//Therefore I believe proprietary software is bad for humankind in the long run. Which is why I promote Free Software (Linux/BSD/KDE/Gnome), Free Culture (Blender/Magnatune/Creative Commons) and Free Knowledge (Wikipedia & friends).//

OK ... so ... how does Microsoft's existence prevent you from doing/using any of that? I'm confused. I thought Linux/OSS was growing every year?

Reply Parent Score: 2

RE[5]: Why?
by superstoned on Mon 2nd Jun 2008 15:39 in reply to "RE[4]: Why?"
superstoned Member since:
2005-07-07

Well, MS creates proprietary software. As I said, I think proprietary software is bad, and it should go as soon as possible. Preferably before governments give in to the pressure for making FOSS illegal; or take advantage of it to limit the freedom of their citizens.

Reply Parent Score: 2

RE[4]: Why?
by romang on Tue 3rd Jun 2008 09:26 in reply to "RE[3]: Why?"
romang Member since:
2008-06-03

As a economist I have to correct you slightly: To develop software has *not* a marginal cost of zero. Because if you hand out more copies of your products you have a much larger user base to support and this produces costs. Even if you have the counter argument that they do not sell support -- which they certainly do -- you have to respect a larger user base because of existing competition and long term involvement in the market.
By the way a monopoly does not have to be bad. There are certainly some goods that profit from a monopoly. For example the production of money.
The real question that arises is: Is a monopoly in SW production bad, if it is done for free software or information in general as it is done for printing money. I find this somehow interesting.

Reply Parent Score: 1

RE[5]: Why?
by superstoned on Tue 3rd Jun 2008 16:40 in reply to "RE[4]: Why?"
superstoned Member since:
2005-07-07

thank you, you are of course right. Though the support MS offers isn't well known for it's quality ;-)

I certainly think a monopoly in SW is bad - you read my statements regarding the social implications. If you look at it from an economical standpoint, less innovation & higher prices would be (and are and have been, in this case) the result. By mandating the GPL as only legal license for software, the government would magically turn the software market from a market were someone almost naturally gains a monopoly into a market in which a monopoly is unlikely.

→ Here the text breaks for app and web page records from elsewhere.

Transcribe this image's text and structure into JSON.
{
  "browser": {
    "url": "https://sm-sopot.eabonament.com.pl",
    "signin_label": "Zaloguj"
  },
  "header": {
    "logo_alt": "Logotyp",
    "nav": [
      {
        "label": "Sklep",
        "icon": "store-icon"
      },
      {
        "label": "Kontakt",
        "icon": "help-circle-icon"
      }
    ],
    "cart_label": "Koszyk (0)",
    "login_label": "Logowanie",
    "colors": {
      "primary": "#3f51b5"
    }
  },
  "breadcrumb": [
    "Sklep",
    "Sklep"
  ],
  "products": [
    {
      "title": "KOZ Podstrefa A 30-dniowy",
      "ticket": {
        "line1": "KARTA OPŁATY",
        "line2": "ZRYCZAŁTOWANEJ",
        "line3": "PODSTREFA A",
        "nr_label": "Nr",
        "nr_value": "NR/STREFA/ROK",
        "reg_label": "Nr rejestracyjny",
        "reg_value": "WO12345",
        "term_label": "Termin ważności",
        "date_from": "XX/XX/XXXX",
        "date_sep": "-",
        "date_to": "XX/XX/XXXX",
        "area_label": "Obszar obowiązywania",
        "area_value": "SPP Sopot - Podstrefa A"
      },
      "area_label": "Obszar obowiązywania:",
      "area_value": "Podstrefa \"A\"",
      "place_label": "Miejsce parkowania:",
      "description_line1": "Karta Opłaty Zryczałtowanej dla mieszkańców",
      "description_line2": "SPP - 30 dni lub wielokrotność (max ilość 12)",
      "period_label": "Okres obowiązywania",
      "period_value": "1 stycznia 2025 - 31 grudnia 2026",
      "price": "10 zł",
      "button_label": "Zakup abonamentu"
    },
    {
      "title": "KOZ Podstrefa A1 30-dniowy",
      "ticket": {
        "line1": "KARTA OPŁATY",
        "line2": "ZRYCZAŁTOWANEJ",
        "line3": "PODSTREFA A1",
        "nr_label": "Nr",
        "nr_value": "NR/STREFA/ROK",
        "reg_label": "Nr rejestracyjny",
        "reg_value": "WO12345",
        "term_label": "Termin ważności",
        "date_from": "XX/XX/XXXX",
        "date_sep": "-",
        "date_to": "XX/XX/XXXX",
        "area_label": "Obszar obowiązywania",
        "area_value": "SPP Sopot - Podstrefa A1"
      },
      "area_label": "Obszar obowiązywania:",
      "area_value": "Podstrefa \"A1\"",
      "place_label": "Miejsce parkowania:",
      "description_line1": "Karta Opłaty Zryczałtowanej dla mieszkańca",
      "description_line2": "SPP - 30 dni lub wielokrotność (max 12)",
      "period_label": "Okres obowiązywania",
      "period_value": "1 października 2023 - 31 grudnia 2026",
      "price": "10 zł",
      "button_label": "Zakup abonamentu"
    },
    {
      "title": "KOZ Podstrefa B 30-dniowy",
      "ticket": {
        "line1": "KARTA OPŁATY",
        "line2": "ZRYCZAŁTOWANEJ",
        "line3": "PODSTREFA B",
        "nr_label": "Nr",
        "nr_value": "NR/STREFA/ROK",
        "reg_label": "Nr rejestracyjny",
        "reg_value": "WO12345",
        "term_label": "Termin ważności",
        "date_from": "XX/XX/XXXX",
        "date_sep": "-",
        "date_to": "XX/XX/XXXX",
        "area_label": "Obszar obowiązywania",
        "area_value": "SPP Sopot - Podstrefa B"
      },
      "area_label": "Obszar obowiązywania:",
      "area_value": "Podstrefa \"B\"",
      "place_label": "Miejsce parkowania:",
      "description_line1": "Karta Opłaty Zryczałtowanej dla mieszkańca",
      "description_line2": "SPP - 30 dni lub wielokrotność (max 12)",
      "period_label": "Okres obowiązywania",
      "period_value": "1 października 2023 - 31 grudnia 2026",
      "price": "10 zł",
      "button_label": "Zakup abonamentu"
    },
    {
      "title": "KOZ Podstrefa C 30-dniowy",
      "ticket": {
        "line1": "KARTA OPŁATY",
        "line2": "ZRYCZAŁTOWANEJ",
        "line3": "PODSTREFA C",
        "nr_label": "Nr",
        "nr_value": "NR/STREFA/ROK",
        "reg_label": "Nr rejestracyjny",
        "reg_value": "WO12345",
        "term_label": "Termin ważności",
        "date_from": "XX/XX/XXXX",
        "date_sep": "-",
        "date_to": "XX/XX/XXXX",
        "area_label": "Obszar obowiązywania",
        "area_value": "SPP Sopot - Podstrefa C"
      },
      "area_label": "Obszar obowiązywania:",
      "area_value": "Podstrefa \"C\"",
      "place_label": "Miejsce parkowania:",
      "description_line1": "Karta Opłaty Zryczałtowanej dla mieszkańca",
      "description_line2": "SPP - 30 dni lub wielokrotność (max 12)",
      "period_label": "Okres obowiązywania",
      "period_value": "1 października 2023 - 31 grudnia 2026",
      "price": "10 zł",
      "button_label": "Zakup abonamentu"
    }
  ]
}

Of course, such an event would be far too disruptive, so I'm not actually advocating it. But imho - it should be the target. It would result (I believe) in lower prices, better services and more innovation. Now the last thing might not be solely because proprietary sofware is bad for innovation but at least partly because MS is notoriously bad at it (they are well known for not having an R&D department until well in the nineties).

Apple, for example, does a much better job at it with far less resources. Meanwhile, both companies/situations are extremes, and in general I don't think you disagree that innovation doesn't benefit from a monopoly.

Reply Parent Score: 2